For the sake of others
Why be like Christ? Merely for ourselves and, perhaps, families. No, we are called to be like Jesus for the sake of the whole world. That is the point of Jesus’ parable about the mustard seed (Mark 4:30-32). As Pheme Perkins writes, “We must give away what we have received. This evangelical emphasis counters a common modern tendency to think of religion as a matter of private preference that is best worn lightly in the presence of others. These proverbs and parables suggest that God does not give the gift of faith (or secret of the kingdom) to individuals as their private possession. Rather, the gift provides light for others and shelter for the birds of the field.”4
Questions for Discussion and Reflection The discussion questions for this study are drawn from the discussion guides for our Connection Groups, which will be meeting throughout the series. The questions were written by Rev. Allison Jean. 1. List some role models in your life right now. Why are these men and women important to you? What characteristics do you look for in a role model? How do these men and women compare to the values and actions we see in the life of Jesus? 2. Share about a time in your life when you have truly asked the question, What Would Jesus Do? How did you find the answer to your question? How did asking this question impact the situation you were experiencing? How did you grow in your faith because of this question? 3. Are you intimidated by the idea that we are called to be like Jesus? Why or why not? Share about a time in your life when you felt like you did act like Jesus would have. What was this experience like? How did your faith change because of it?
Daily Bible Readings
This week: More on Christlikeness Monday | Matthew 4:23 – 7:28 – The entire Sermon on the Mount. Please read it in one sitting. Tuesday | Luke 6:20-49 – Jesus’ “Great Sermon” from Luke; see esp. v. 46-49 on obedience. Wednesday | Romans 10:5-15 – Confidence in and reliance on Jesus – trusting him! Perkins, P. (1994–2004). The Gospel of Mark. In L. E. Keck (Ed.), New Interpreter’s Bible (Vol. 8, pp. 578–579). Nashville: Abingdon Press. 4
Thursday | James 1 – James, Jesus’ half-brother, writes about practical discipleship – love as action and obedience to the word. Friday | 2 Peter 1:3-11 – The inner transformation of the heart and soul Saturday | 1 John 2:1-11 – John writes about obedience to Jesus.
Scott Engle’s Bible Classes Monday Evening Class We are studying the gospel of John Meets from 7:00-8:15 p.m. in Piro Hall Tuesday Lunchtime Class We are studying the book of Samuel. Meets from 11:45 a.m.-1:00 p.m. in Piro Hall
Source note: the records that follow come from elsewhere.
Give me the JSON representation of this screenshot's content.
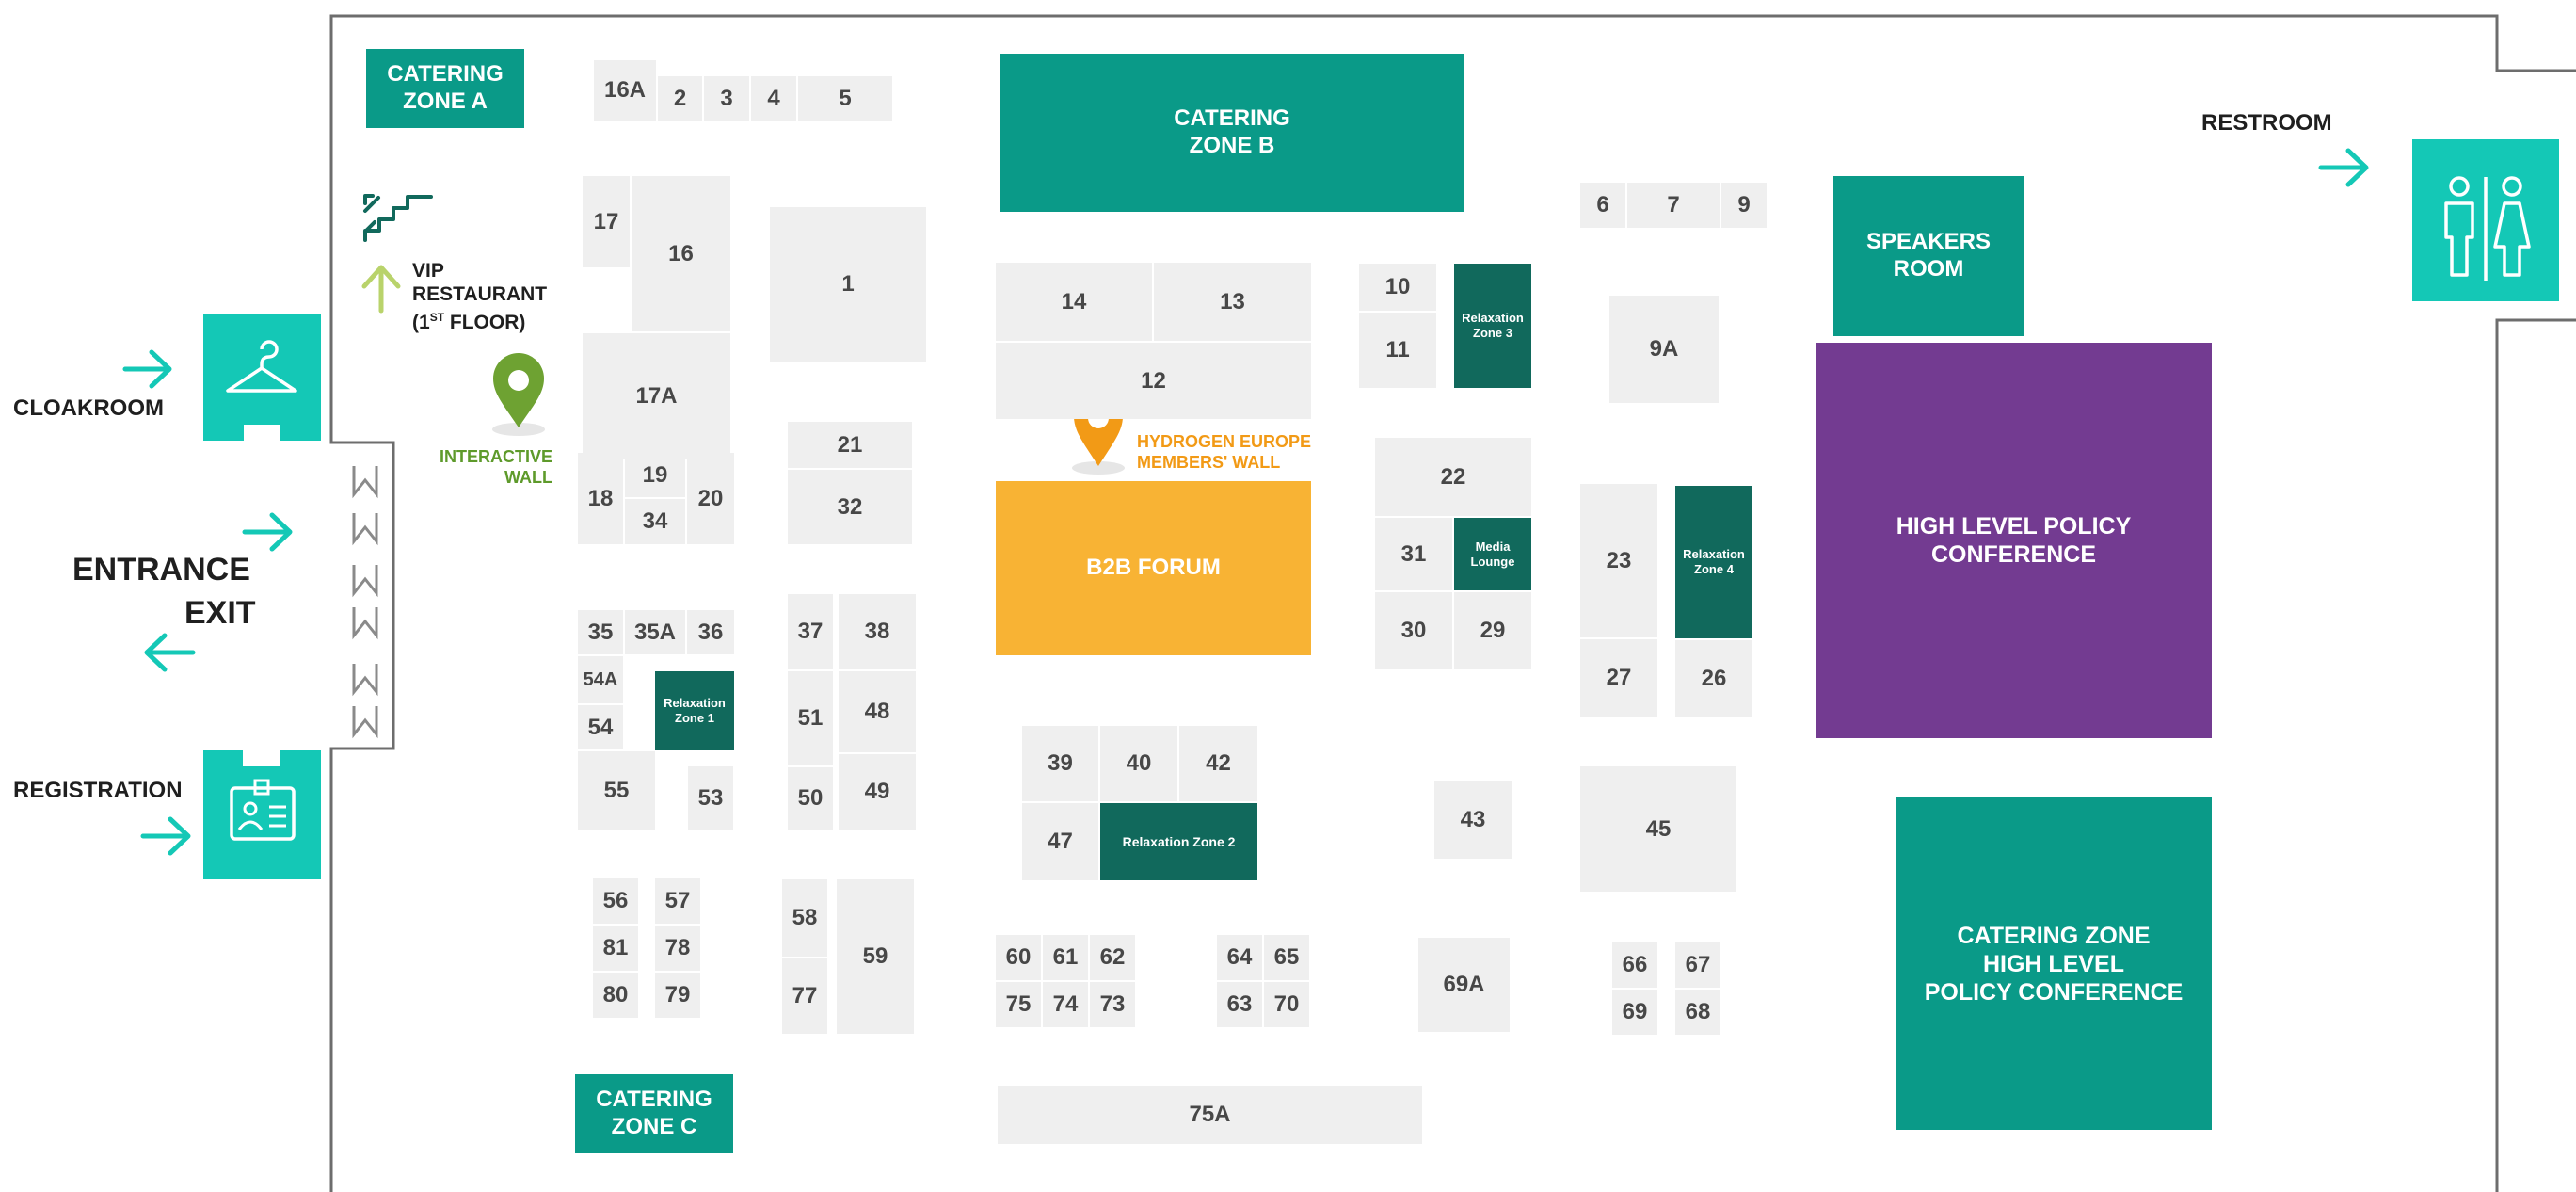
{
  "colors": {
    "booth": "#efefef",
    "booth_text": "#474747",
    "catering": "#0a9a88",
    "relaxation": "#11695c",
    "b2b": "#f8b334",
    "conference": "#733b91",
    "side_tile": "#14c8b6",
    "arrow": "#14c8b6",
    "interactive_pin": "#6ea232",
    "members_pin": "#f29a16"
  },
  "zones": {
    "catering_a": "CATERING\nZONE A",
    "catering_b": "CATERING\nZONE B",
    "catering_c": "CATERING\nZONE C",
    "catering_hl": "CATERING ZONE\nHIGH LEVEL\nPOLICY CONFERENCE",
    "speakers": "SPEAKERS\nROOM",
    "hlpc": "HIGH LEVEL POLICY\nCONFERENCE",
    "b2b": "B2B FORUM",
    "media": "Media\nLounge",
    "relax1": "Relaxation\nZone 1",
    "relax2": "Relaxation Zone 2",
    "relax3": "Relaxation\nZone 3",
    "relax4": "Relaxation\nZone 4"
  },
  "labels": {
    "cloakroom": "CLOAKROOM",
    "entrance": "ENTRANCE",
    "exit": "EXIT",
    "registration": "REGISTRATION",
    "restroom": "RESTROOM",
    "vip_line1": "VIP",
    "vip_line2": "RESTAURANT",
    "vip_line3_a": "(1",
    "vip_line3_sup": "ST",
    "vip_line3_b": " FLOOR)",
    "interactive_1": "INTERACTIVE",
    "interactive_2": "WALL",
    "members_1": "HYDROGEN EUROPE",
    "members_2": "MEMBERS' WALL"
  },
  "booths": {
    "b16A": "16A",
    "b2": "2",
    "b3": "3",
    "b4": "4",
    "b5": "5",
    "b17": "17",
    "b16": "16",
    "b17A": "17A",
    "b1": "1",
    "b14": "14",
    "b13": "13",
    "b12": "12",
    "b10": "10",
    "b11": "11",
    "b6": "6",
    "b7": "7",
    "b9": "9",
    "b9A": "9A",
    "b18": "18",
    "b19": "19",
    "b34": "34",
    "b20": "20",
    "b21": "21",
    "b32": "32",
    "b22": "22",
    "b31": "31",
    "b30": "30",
    "b29": "29",
    "b23": "23",
    "b27": "27",
    "b26": "26",
    "b35": "35",
    "b35A": "35A",
    "b36": "36",
    "b54A": "54A",
    "b54": "54",
    "b55": "55",
    "b53": "53",
    "b37": "37",
    "b38": "38",
    "b51": "51",
    "b48": "48",
    "b50": "50",
    "b49": "49",
    "b39": "39",
    "b40": "40",
    "b42": "42",
    "b47": "47",
    "b43": "43",
    "b45": "45",
    "b56": "56",
    "b57": "57",
    "b81": "81",
    "b78": "78",
    "b80": "80",
    "b79": "79",
    "b58": "58",
    "b77": "77",
    "b59": "59",
    "b60": "60",
    "b61": "61",
    "b62": "62",
    "b75": "75",
    "b74": "74",
    "b73": "73",
    "b64": "64",
    "b65": "65",
    "b63": "63",
    "b70": "70",
    "b69A": "69A",
    "b66": "66",
    "b67": "67",
    "b69": "69",
    "b68": "68",
    "b75A": "75A"
  }
}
About the weekday classes: Join us whenever you can. Each week’s lesson stands on its own. This is very “drop-in.” Bring something to eat if you like. Bring a study Bible. On occasion Scott must cancel class, so if you are coming for the first time, you can check scottengle.org to make sure the class is meeting.
Scott’s 10:50 a.m. Sunday Class in Smith Worship Center This is a large, lecture-oriented class open to all ages. Our current series: Jewish History, a six-week series with faculty from UTD’s Ackerman Center for Holocaust Studies. Beginning May 20: Razing Hell ??
©2017 Scott L. Engle
St. Andrew United Methodist Church 5801 W. Plano Parkway | Plano, TX 75093 | 972.380.8001 | standrewumc.org